  • 2 tablespoons caster sugar
  • 50g sultanas or raisins (soaked briefly in hot water and drained)
  • 25g candied mixed peel
  • 2 tablespoons extra virgin olive oil, plus a little more
  • 1 egg yolk
  • 300ml warm water
  • 15g fresh yeast (or 7g pack dried – but check instructions for us)
  • 1 tablespoon Demerara sugar

 

 

In a large bowl, put in the first seven ingredients. Measure the water – it should be warm but cool enough to put your finger in comfortably. Add the yeast and mix well. Pour this into the bowl.

   

Mix well together. I used a spatula for this. When it all comes together, gather into a ball with your hands and knead on a lightly floured surface for about 5-10 minutes. Once it’s ‘elastic’ and less sticky, test its springiness by gently putting a finger a little way into the top. The indentation should spring back out.

   

Put the dough back in the bowl and cover the bowl with cling film or a tea towel. Leave for about an hour, until double in size. Meanwhile prepare a tin. I don’t use a tin for my usual savoury focaccia but thought it would be nice to do it for the sweet kind. I chose a heart shape because we could all do with some extra loving right now! It’s about the same as a 23cm diameter tin. Lightly grease the sides and bottom with some olive oil.
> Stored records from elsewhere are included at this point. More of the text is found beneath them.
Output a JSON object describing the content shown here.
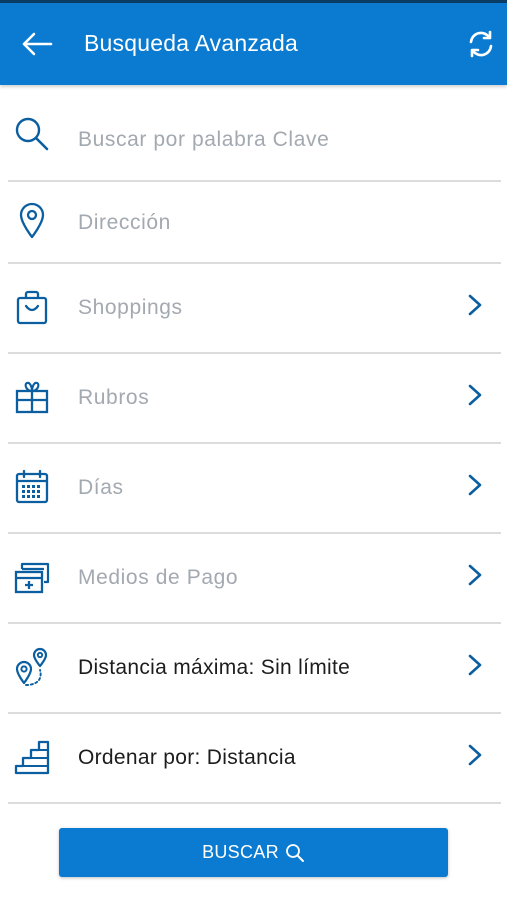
{
  "header": {
    "title": "Busqueda Avanzada",
    "back_icon": "arrow-left-icon",
    "refresh_icon": "refresh-icon",
    "bg_color": "#0a7bd0"
  },
  "fields": {
    "keyword": {
      "placeholder": "Buscar por palabra Clave",
      "icon": "search-icon"
    },
    "address": {
      "placeholder": "Dirección",
      "icon": "location-pin-icon"
    }
  },
  "filters": {
    "shoppings": {
      "label": "Shoppings",
      "icon": "shopping-bag-icon"
    },
    "rubros": {
      "label": "Rubros",
      "icon": "gift-icon"
    },
    "dias": {
      "label": "Días",
      "icon": "calendar-icon"
    },
    "medios_pago": {
      "label": "Medios de Pago",
      "icon": "cards-icon"
    },
    "distancia": {
      "label": "Distancia máxima: Sin límite",
      "icon": "route-pins-icon"
    },
    "ordenar": {
      "label": "Ordenar por: Distancia",
      "icon": "stairs-icon"
    }
  },
  "search_button": {
    "label": "BUSCAR",
    "icon": "search-icon"
  },
  "colors": {
    "accent": "#0a7bd0",
    "icon": "#0b5fa0",
    "placeholder": "#a3a9b0",
    "text": "#1d1d1d"
  }
}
Once the dough has doubled in size, knock back briefly and flatten into the tin.

   

Cover lightly and leave to rise again for 30 minutes. Turn the oven on to start heating to 220C/Fan 200/Gas 7.

Drizzle over a little extra virgin olive oil and brush across the surface. Scatter over a little – about a tablespoon – of Demerara sugar.

   

Put into the pre-heated oven for 15 minutes. Remove once nicely golden brown. I tested ‘doneness’ by slipping a small sharp knife in; I’d thought it might take longer to cook but it didn’t.
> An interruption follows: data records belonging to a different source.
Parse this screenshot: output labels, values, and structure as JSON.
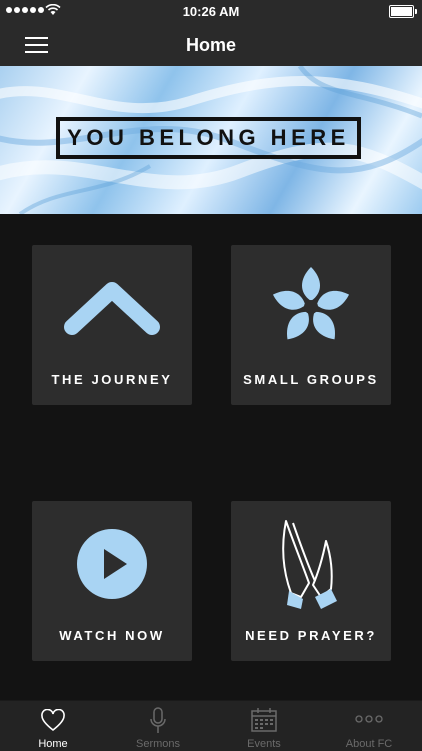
{
  "status_bar": {
    "time": "10:26 AM"
  },
  "nav": {
    "title": "Home"
  },
  "banner": {
    "text": "YOU BELONG HERE"
  },
  "tiles": [
    {
      "label": "THE JOURNEY",
      "icon": "chevron-up-icon"
    },
    {
      "label": "SMALL GROUPS",
      "icon": "hands-star-icon"
    },
    {
      "label": "WATCH NOW",
      "icon": "play-icon"
    },
    {
      "label": "NEED PRAYER?",
      "icon": "praying-hands-icon"
    }
  ],
  "tabs": [
    {
      "label": "Home",
      "icon": "heart-icon",
      "active": true
    },
    {
      "label": "Sermons",
      "icon": "microphone-icon",
      "active": false
    },
    {
      "label": "Events",
      "icon": "calendar-icon",
      "active": false
    },
    {
      "label": "About FC",
      "icon": "more-dots-icon",
      "active": false
    }
  ],
  "colors": {
    "accent": "#a9d4f3",
    "tile": "#2d2d2d",
    "background": "#131313",
    "bar": "#2a2a2a"
  }
}
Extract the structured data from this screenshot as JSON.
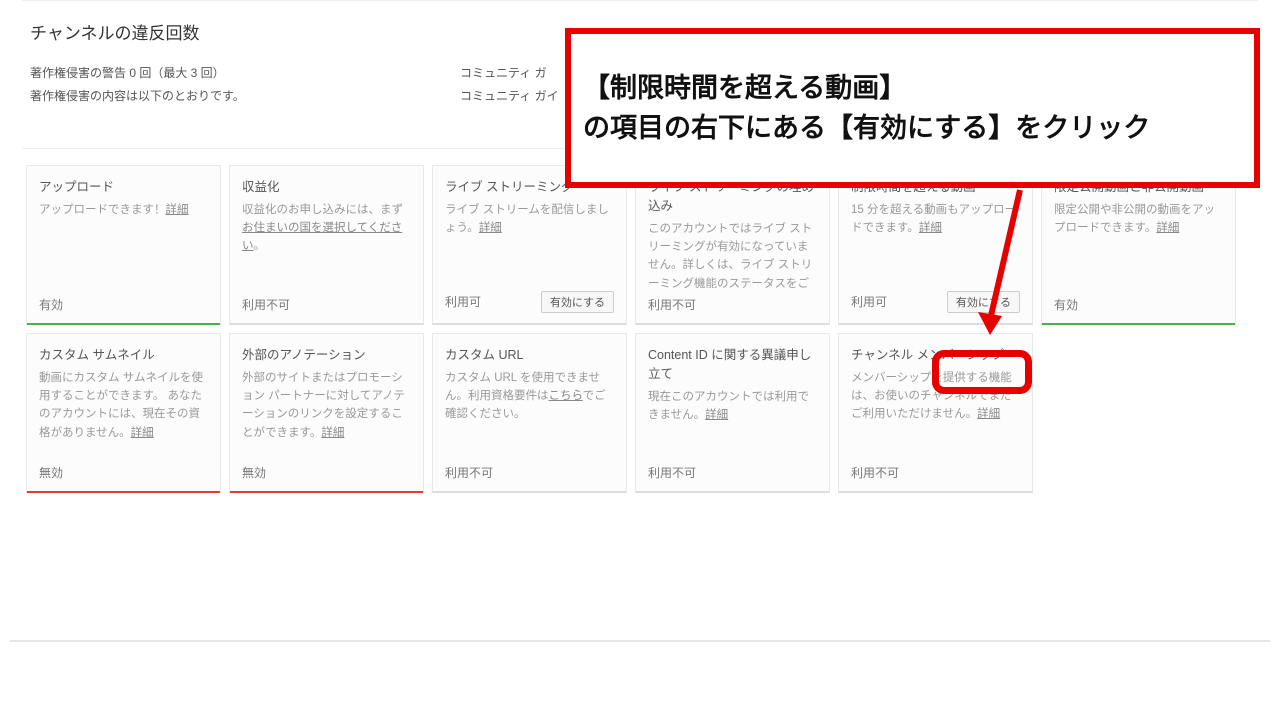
{
  "section": {
    "title": "チャンネルの違反回数",
    "col1": {
      "line1": "著作権侵害の警告 0 回（最大 3 回）",
      "line2": "著作権侵害の内容は以下のとおりです。"
    },
    "col2": {
      "line1": "コミュニティ ガ",
      "line2": "コミュニティ ガイ"
    }
  },
  "cards_row1": [
    {
      "title": "アップロード",
      "desc": "アップロードできます！",
      "link": "詳細",
      "status": "有効",
      "bar": "green",
      "button": null
    },
    {
      "title": "収益化",
      "desc": "収益化のお申し込みには、まず",
      "link": "お住まいの国を選択してください",
      "desc_after": "。",
      "status": "利用不可",
      "bar": "none",
      "button": null
    },
    {
      "title": "ライブ ストリーミング",
      "desc": "ライブ ストリームを配信しましょう。",
      "link": "詳細",
      "status": "利用可",
      "bar": "none",
      "button": "有効にする"
    },
    {
      "title": "ライブ ストリーミングの埋め込み",
      "desc": "このアカウントではライブ ストリーミングが有効になっていません。詳しくは、ライブ ストリーミング機能のステータスをご確認ください。",
      "link": null,
      "status": "利用不可",
      "bar": "none",
      "button": null
    },
    {
      "title": "制限時間を超える動画",
      "desc": "15 分を超える動画もアップロードできます。",
      "link": "詳細",
      "status": "利用可",
      "bar": "none",
      "button": "有効にする"
    },
    {
      "title": "限定公開動画と非公開動画",
      "desc": "限定公開や非公開の動画をアップロードできます。",
      "link": "詳細",
      "status": "有効",
      "bar": "green",
      "button": null
    }
  ],
  "cards_row2": [
    {
      "title": "カスタム サムネイル",
      "desc": "動画にカスタム サムネイルを使用することができます。\nあなたのアカウントには、現在その資格がありません。",
      "link": "詳細",
      "status": "無効",
      "bar": "red",
      "button": null
    },
    {
      "title": "外部のアノテーション",
      "desc": "外部のサイトまたはプロモーション パートナーに対してアノテーションのリンクを設定することができます。",
      "link": "詳細",
      "status": "無効",
      "bar": "red",
      "button": null
    },
    {
      "title": "カスタム URL",
      "desc_pre": "カスタム URL を使用できません。利用資格要件は",
      "link": "こちら",
      "desc_after": "でご確認ください。",
      "status": "利用不可",
      "bar": "none",
      "button": null
    },
    {
      "title": "Content ID に関する異議申し立て",
      "desc": "現在このアカウントでは利用できません。",
      "link": "詳細",
      "status": "利用不可",
      "bar": "none",
      "button": null
    },
    {
      "title": "チャンネル メンバーシップ",
      "desc": "メンバーシップを提供する機能は、お使いのチャンネルでまだご利用いただけません。",
      "link": "詳細",
      "status": "利用不可",
      "bar": "none",
      "button": null
    }
  ],
  "annotation": {
    "line1": "【制限時間を超える動画】",
    "line2": "の項目の右下にある【有効にする】をクリック"
  }
}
Remove from the tin and allow to cool on a baking rack.

I was so delighted with how it looked – but how would it taste? I managed to wait until after lunch and had a slice with an espresso, sitting in the garden in the warm sun and enjoying a peaceful moment.
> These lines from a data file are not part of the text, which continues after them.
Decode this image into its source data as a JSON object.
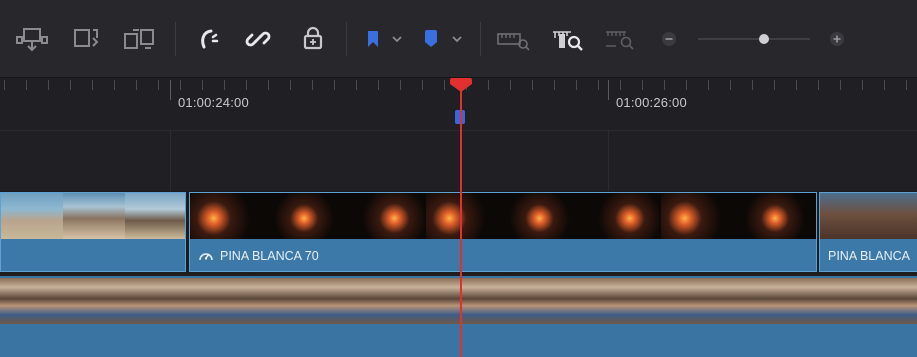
{
  "toolbar": {
    "icons": [
      "insert-clip-icon",
      "overwrite-clip-icon",
      "replace-clip-icon",
      "snapping-icon",
      "linked-selection-icon",
      "position-lock-icon",
      "flag-icon",
      "chevron-down-icon",
      "marker-icon",
      "chevron-down-icon",
      "zoom-full-icon",
      "zoom-detail-icon",
      "zoom-custom-icon",
      "zoom-out-icon",
      "zoom-in-icon"
    ],
    "zoom_level": 0.6
  },
  "ruler": {
    "timecode_1": "01:00:24:00",
    "timecode_2": "01:00:26:00"
  },
  "clips": {
    "clip_a_name": "",
    "clip_b_name": "PINA BLANCA 70",
    "clip_c_name": "PINA BLANCA"
  },
  "colors": {
    "clip_blue": "#3c79a8",
    "playhead_red": "#e0302f",
    "marker_blue": "#3a66d8",
    "flag_blue": "#3a6fe0"
  }
}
It was really good! Almost brioche-like in texture – probably due to the egg. It had a light sweetness to it but definitely wasn’t ‘sweet’. It was perfect with an espresso.

Now to freeze some slices; I don’t think it would keep fresh for long so you need to either eat it (which means sharing it!), or freeze it. I’ve found the plain focaccia freezes very well, so I’m sure this will too.

Not quite an Italian Easter bread but close enough. So Buona Pasqua! to you all.

Posted by

A lifelong lover of good food and travel; writer and book editor

17 thoughts on “Sweet Focaccia

    1. Semola is fine semolina, made from durum wheat, and double milled ‘rimacinata’ to make it suitable for baking. Found in southern Italy a lot where they don’t use eggs in pasta but the semola/durum wheat is a harder pasta with more protein so more nutritious. Part of ‘cucina povera’ cooking.

  1. That looks wonderful. Did you mean semola? I’ve never seen that word. I might be the only person not baking or creating sourdough starter. I don’t know what that means. Hopefully I’m less bored?!! Are you sure you’re full English?!! I so remember stacks and stacks of toast at breakfast tables when we ate in restaurants all over the UK! They weren’t even hot enough to put on butter. Plus, I’m picky about my butter! I’d much rather have a croissant or brioche…

    1. Thank you! And yes I did mean semola. If you scroll down to my answer to ‘marymtf’ you’ll be able to read my explanation. It’s incredible how many people have started baking here and almost impossible to buy bread flour, so I’m really grateful to be able to get this from my Italian deli. And focaccia is so easy to make! I’m not into spending hours making bread; not my thing but I do like bread a lot. I’m very English (although my great grandmother was Irish). I ate Full English Breakfast sometimes when much younger but now don’t enjoy cooked breakfast at all. And I’ll always choose a croissant or brioche over toast!!

      1. It is isn’t it. I’m learning too. I’ve been buying durum wheat pasta like orecchiette for ages but didn’t bother to find out exactly what it was!

  2. Just what I’ve been looking for… something not too sweet for the coffee and this is simply perfect and so delicious. It didn’t last long! Thank you for sharing such a delicious recipe.

Leave a Reply